1. It’s easier to create content. It’s definitely true! I know that the couple of weeks I was doing memes, it really wasn’t that taxing. Of course, it might differentiate depending on the meme, but I think it’s safe to say that most of them are pretty simple and don’t take that long to write. I personally did WWW Wednesday, which was pretty easy to put together, and sometimes it’s nice to just only take a couple minutes writing a post that’s basically already made for you over something that will take longer to write and you have to think about what you want to talk about and how to format it, etc.
2. You’ll find an audience among regular bookworms. Though I’d say that most of our audience is other bloggers and we’re more likely to target our content towards them, I know I do have some e-mail followers that I assume read some of my posts, and might enjoy it when I give recommendations or when I review books or do fun tags! I know that a large majority of my Google searches are from people searching for reviews of a book, and some of mine pop up, so there’s definitely an audience for that content.
3. There’s an infinite amount of ideas out there. Obviously.

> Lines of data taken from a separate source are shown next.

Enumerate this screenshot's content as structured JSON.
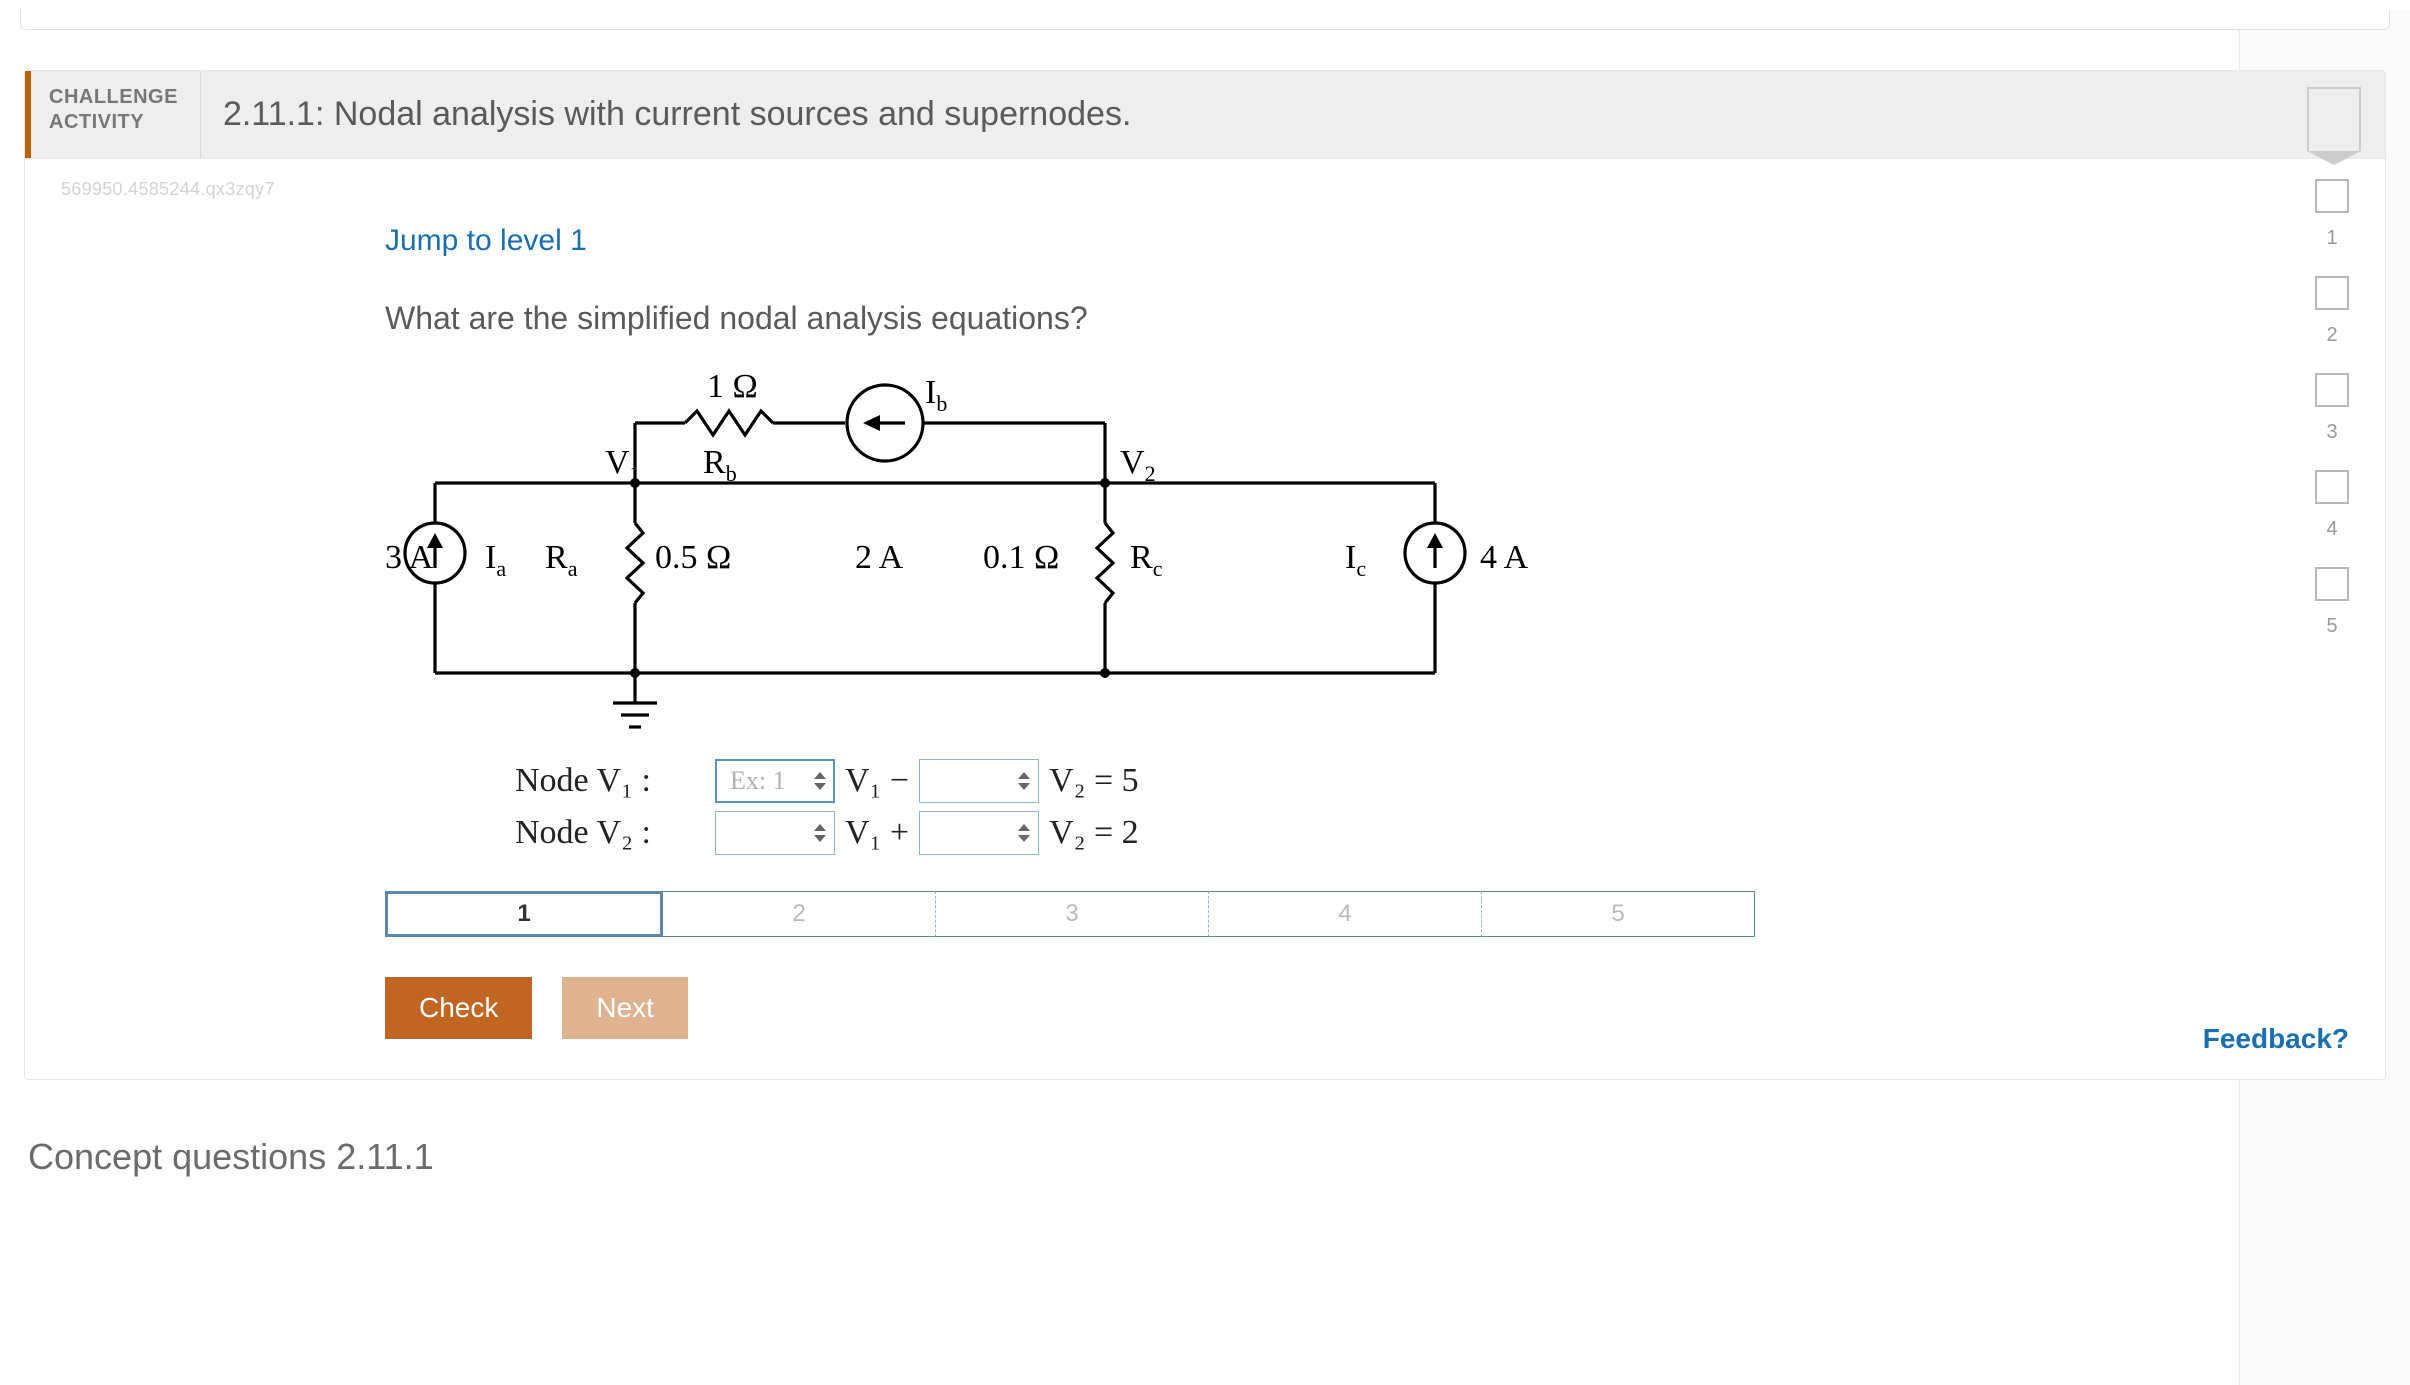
{
  "header": {
    "tag_line1": "CHALLENGE",
    "tag_line2": "ACTIVITY",
    "title": "2.11.1: Nodal analysis with current sources and supernodes."
  },
  "hash": "569950.4585244.qx3zqy7",
  "jump_link": "Jump to level 1",
  "prompt": "What are the simplified nodal analysis equations?",
  "circuit": {
    "resistor_top_value": "1 Ω",
    "V1": "V₁",
    "V2": "V₂",
    "Rb": "R_b",
    "Ib": "I_b",
    "src_left": "3 A",
    "Ia": "I_a",
    "Ra": "R_a",
    "Ra_val": "0.5 Ω",
    "mid_src": "2 A",
    "Rc_val": "0.1 Ω",
    "Rc": "R_c",
    "Ic": "I_c",
    "src_right": "4 A"
  },
  "equations": {
    "row1": {
      "label": "Node V₁ :",
      "input1_placeholder": "Ex: 1",
      "mid1": " V₁ −",
      "mid2": " V₂ = 5"
    },
    "row2": {
      "label": "Node V₂ :",
      "mid1": " V₁ +",
      "mid2": " V₂ = 2"
    }
  },
  "steps": [
    "1",
    "2",
    "3",
    "4",
    "5"
  ],
  "buttons": {
    "check": "Check",
    "next": "Next"
  },
  "feedback": "Feedback?",
  "levels": [
    "1",
    "2",
    "3",
    "4",
    "5"
  ],
  "concept_title": "Concept questions 2.11.1"
}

If all you do is reviews, all you have to do is review books (and there are a lot of them). If you mostly do memes, most have topics set out for you, and if not, you provide the material by yourself (like WWW Wednesday or Teaser Tuesday or Stacking the Shelves, etc.), so it’s pretty hard to run out of. There are lots and lots of tags out there, and even if you do run out, you can create your own! Basically, if you don’t have the pressure to be creative, there’s tons of material that you can use without wracking your brain for ideas, which will work better for some people than others.
1. You’re pretty much like everyone else. I mentioned this in the previous post a little, but when you sign up for fifty blog tours with fifty other bloggers that are also a part of it and the only work you put into the post was copying and pasting HTML, it’s not really going to draw people to your blog. Why see your cover reveal of a certain book when ten other bloggers are doing the same cover reveal on their blog? What makes it truly stand out? There’s definitely a market for that, but I know I get bored with a blog easily when all it seems to do is have a million blog tours that speak positively about every single book they’ve read. It sounds way less genuine and seems like a move to look popular with publishers, but maybe that’s just me.
2. The content can quickly turn repetitive. I know that I always find myself really disappointed when I go to someone’s Reader and all I see is review…after review…after review. It gets really boring after a while. Obviously, too much of a thing can get tired after a while, but I’d much prefer someone posting discussions and lists over and over again rather than reviews or memes.
3. Finding an audience among bloggers is harder. As I mentioned earlier, bloggers are looking more for quality over quantity, so posting the same old, same old every day a week might be good for stats, it might be hard to build a true following among followers, since most seek diversity in the posts they read (or I assume they do). I think this one really depends on what you want your audience to be and what goals you have for blogging!
Do you feel like there’s a certain pressure that comes with being a creative blogger? What are your thoughts on the whole subject?